Excerpts from an interface dataset:
•••••

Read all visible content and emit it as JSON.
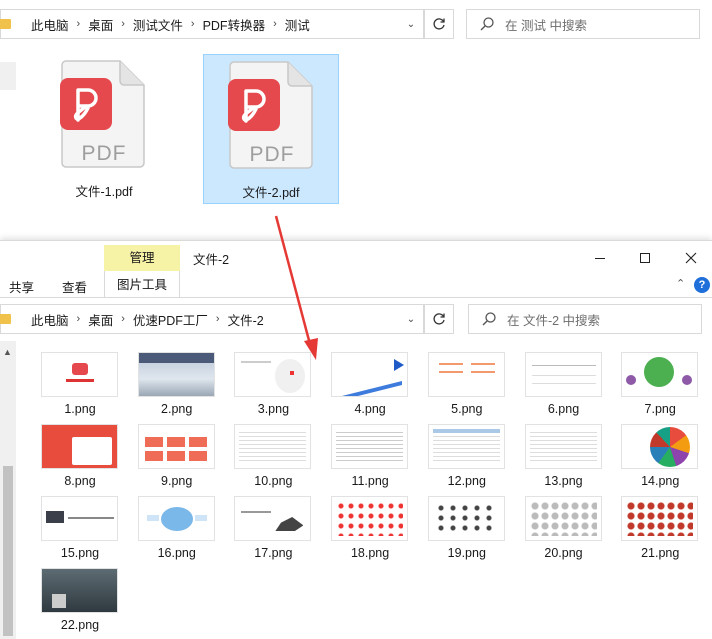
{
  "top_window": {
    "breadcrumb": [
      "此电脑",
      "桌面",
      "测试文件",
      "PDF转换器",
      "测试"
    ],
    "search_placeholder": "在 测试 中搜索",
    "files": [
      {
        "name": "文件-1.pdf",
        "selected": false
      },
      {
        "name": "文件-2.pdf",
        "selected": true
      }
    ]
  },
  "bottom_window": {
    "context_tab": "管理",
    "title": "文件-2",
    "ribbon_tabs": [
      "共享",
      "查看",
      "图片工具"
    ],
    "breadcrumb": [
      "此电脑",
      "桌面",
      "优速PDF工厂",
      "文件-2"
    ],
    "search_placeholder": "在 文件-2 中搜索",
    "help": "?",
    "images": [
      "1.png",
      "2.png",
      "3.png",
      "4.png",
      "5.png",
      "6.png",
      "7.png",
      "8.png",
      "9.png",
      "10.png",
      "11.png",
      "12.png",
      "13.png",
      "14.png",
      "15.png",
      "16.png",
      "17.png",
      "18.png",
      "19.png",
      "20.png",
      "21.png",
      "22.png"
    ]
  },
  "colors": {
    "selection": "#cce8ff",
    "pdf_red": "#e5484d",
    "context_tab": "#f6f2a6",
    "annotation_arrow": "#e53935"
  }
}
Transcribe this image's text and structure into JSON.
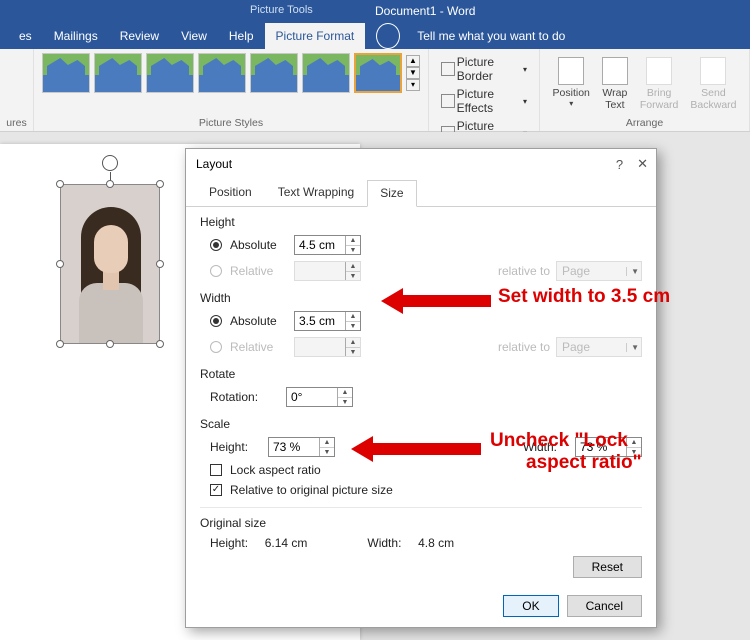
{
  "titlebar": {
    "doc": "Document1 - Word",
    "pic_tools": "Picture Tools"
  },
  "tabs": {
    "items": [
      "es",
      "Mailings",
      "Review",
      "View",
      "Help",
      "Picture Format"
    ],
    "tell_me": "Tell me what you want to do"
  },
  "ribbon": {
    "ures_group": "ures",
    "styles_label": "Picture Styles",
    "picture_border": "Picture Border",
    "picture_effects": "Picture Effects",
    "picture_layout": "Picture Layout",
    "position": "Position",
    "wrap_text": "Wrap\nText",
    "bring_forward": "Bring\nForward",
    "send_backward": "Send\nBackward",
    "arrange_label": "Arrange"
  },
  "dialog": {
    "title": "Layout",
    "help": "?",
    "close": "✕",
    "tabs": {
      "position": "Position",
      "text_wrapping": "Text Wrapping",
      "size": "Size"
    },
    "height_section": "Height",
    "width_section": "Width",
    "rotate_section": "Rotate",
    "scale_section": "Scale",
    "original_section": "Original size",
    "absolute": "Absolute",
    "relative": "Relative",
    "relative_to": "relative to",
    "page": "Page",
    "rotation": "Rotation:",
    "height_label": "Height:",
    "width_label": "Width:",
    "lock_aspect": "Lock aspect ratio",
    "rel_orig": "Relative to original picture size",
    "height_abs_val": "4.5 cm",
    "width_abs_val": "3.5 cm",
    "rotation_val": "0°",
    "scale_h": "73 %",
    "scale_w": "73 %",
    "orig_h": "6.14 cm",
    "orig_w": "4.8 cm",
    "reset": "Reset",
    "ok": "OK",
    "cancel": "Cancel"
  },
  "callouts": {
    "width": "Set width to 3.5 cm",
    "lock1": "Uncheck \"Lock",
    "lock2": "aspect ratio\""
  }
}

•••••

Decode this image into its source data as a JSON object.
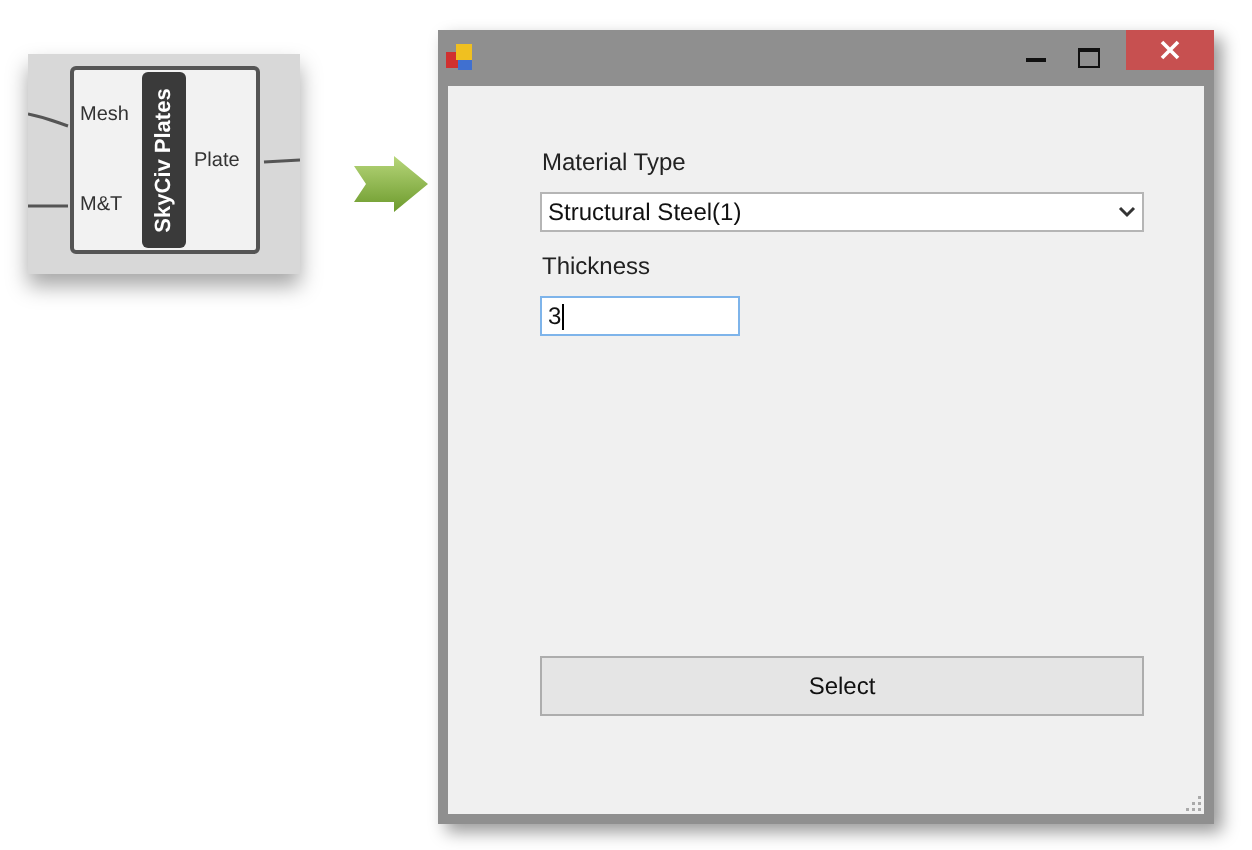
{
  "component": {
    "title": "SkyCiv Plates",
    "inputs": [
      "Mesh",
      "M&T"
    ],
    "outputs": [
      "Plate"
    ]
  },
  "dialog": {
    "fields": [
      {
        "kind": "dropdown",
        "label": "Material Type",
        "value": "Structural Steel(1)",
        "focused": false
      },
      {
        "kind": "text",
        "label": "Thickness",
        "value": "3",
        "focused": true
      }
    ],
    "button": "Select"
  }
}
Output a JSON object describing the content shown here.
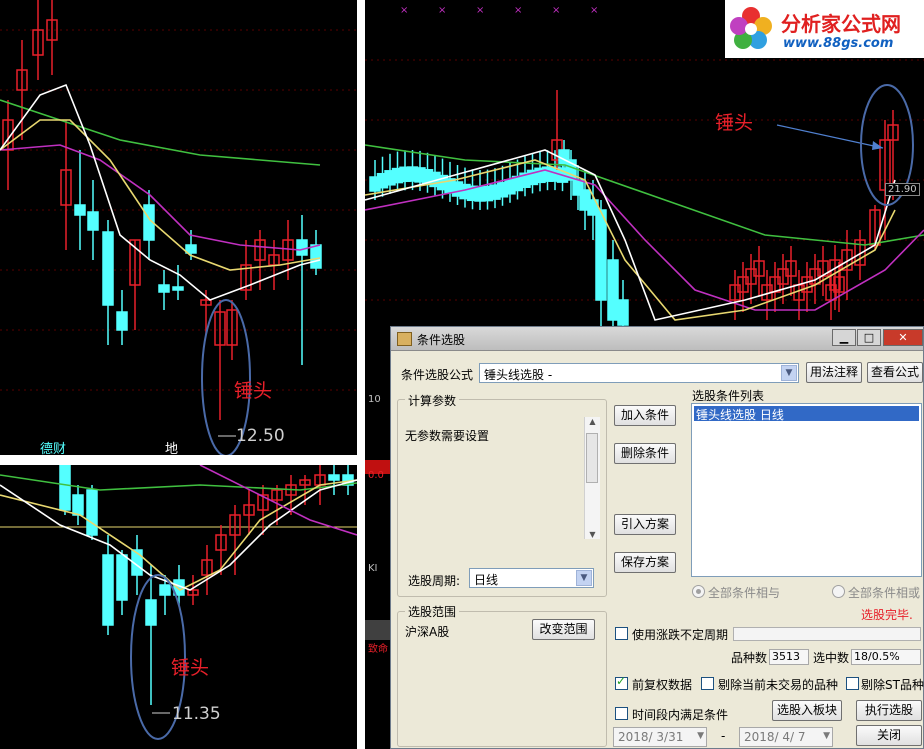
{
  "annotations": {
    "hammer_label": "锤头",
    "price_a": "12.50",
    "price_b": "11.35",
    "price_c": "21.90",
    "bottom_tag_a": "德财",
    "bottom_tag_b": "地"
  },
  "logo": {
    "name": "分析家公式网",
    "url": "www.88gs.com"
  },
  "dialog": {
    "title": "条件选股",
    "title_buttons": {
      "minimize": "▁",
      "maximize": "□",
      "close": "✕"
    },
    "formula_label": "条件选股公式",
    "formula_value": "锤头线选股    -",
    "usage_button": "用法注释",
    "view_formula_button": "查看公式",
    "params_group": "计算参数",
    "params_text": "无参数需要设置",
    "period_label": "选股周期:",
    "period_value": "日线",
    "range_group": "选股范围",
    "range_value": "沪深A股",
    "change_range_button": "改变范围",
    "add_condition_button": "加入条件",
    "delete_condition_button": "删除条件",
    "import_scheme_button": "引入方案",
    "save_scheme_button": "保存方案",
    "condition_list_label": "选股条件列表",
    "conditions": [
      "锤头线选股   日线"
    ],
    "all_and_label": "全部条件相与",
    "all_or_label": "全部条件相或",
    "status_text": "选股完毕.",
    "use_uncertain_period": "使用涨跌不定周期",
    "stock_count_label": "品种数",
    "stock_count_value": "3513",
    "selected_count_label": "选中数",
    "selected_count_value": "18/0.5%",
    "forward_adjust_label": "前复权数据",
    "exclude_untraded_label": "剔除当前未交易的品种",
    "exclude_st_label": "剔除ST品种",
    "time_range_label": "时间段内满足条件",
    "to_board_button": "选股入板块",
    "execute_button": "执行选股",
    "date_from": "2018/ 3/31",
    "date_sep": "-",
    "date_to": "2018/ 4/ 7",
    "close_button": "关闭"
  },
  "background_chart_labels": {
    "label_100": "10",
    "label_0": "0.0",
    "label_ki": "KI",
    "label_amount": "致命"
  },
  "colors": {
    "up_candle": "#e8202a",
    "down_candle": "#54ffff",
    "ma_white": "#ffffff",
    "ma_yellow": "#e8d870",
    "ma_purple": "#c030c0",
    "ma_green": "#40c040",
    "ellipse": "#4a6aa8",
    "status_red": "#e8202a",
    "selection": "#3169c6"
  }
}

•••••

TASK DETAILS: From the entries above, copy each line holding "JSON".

TASK RESULT:
Read all visible content and emit it as JSON.
Transcribe this image's text and structure into JSON.
Decode this image into its source data as a JSON object.
Output a JSON object describing the content shown here.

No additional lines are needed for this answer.